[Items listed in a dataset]
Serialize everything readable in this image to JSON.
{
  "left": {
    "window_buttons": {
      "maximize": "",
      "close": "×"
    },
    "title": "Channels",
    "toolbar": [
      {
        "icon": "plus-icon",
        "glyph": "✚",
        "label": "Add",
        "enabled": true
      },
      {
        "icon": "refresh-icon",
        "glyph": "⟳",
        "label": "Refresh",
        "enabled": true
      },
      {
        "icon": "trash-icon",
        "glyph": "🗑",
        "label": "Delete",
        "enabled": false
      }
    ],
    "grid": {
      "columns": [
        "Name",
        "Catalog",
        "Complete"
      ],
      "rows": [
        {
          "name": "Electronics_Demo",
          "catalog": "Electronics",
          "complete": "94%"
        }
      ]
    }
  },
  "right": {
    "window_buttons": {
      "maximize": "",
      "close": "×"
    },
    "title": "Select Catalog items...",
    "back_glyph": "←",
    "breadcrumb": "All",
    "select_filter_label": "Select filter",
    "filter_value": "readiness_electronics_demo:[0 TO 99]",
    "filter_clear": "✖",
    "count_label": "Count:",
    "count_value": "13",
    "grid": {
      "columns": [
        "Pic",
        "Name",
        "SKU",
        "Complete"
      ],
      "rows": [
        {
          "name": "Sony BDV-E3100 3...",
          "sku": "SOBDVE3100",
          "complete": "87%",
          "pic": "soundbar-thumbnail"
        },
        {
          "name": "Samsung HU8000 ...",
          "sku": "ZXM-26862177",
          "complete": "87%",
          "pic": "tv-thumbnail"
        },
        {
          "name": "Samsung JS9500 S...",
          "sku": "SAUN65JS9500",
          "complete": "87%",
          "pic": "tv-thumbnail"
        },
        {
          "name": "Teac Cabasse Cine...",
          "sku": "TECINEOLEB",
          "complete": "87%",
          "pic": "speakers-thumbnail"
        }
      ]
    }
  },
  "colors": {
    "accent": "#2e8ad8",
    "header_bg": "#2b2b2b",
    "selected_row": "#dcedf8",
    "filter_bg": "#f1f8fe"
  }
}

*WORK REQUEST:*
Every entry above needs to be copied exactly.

*EXERCISE RESULT:*
Serialize everything readable in this image to JSON.
{
  "left": {
    "window_buttons": {
      "maximize": "",
      "close": "×"
    },
    "title": "Channels",
    "toolbar": [
      {
        "icon": "plus-icon",
        "glyph": "✚",
        "label": "Add",
        "enabled": true
      },
      {
        "icon": "refresh-icon",
        "glyph": "⟳",
        "label": "Refresh",
        "enabled": true
      },
      {
        "icon": "trash-icon",
        "glyph": "🗑",
        "label": "Delete",
        "enabled": false
      }
    ],
    "grid": {
      "columns": [
        "Name",
        "Catalog",
        "Complete"
      ],
      "rows": [
        {
          "name": "Electronics_Demo",
          "catalog": "Electronics",
          "complete": "94%"
        }
      ]
    }
  },
  "right": {
    "window_buttons": {
      "maximize": "",
      "close": "×"
    },
    "title": "Select Catalog items...",
    "back_glyph": "←",
    "breadcrumb": "All",
    "select_filter_label": "Select filter",
    "filter_value": "readiness_electronics_demo:[0 TO 99]",
    "filter_clear": "✖",
    "count_label": "Count:",
    "count_value": "13",
    "grid": {
      "columns": [
        "Pic",
        "Name",
        "SKU",
        "Complete"
      ],
      "rows": [
        {
          "name": "Sony BDV-E3100 3...",
          "sku": "SOBDVE3100",
          "complete": "87%",
          "pic": "soundbar-thumbnail"
        },
        {
          "name": "Samsung HU8000 ...",
          "sku": "ZXM-26862177",
          "complete": "87%",
          "pic": "tv-thumbnail"
        },
        {
          "name": "Samsung JS9500 S...",
          "sku": "SAUN65JS9500",
          "complete": "87%",
          "pic": "tv-thumbnail"
        },
        {
          "name": "Teac Cabasse Cine...",
          "sku": "TECINEOLEB",
          "complete": "87%",
          "pic": "speakers-thumbnail"
        }
      ]
    }
  },
  "colors": {
    "accent": "#2e8ad8",
    "header_bg": "#2b2b2b",
    "selected_row": "#dcedf8",
    "filter_bg": "#f1f8fe"
  }
}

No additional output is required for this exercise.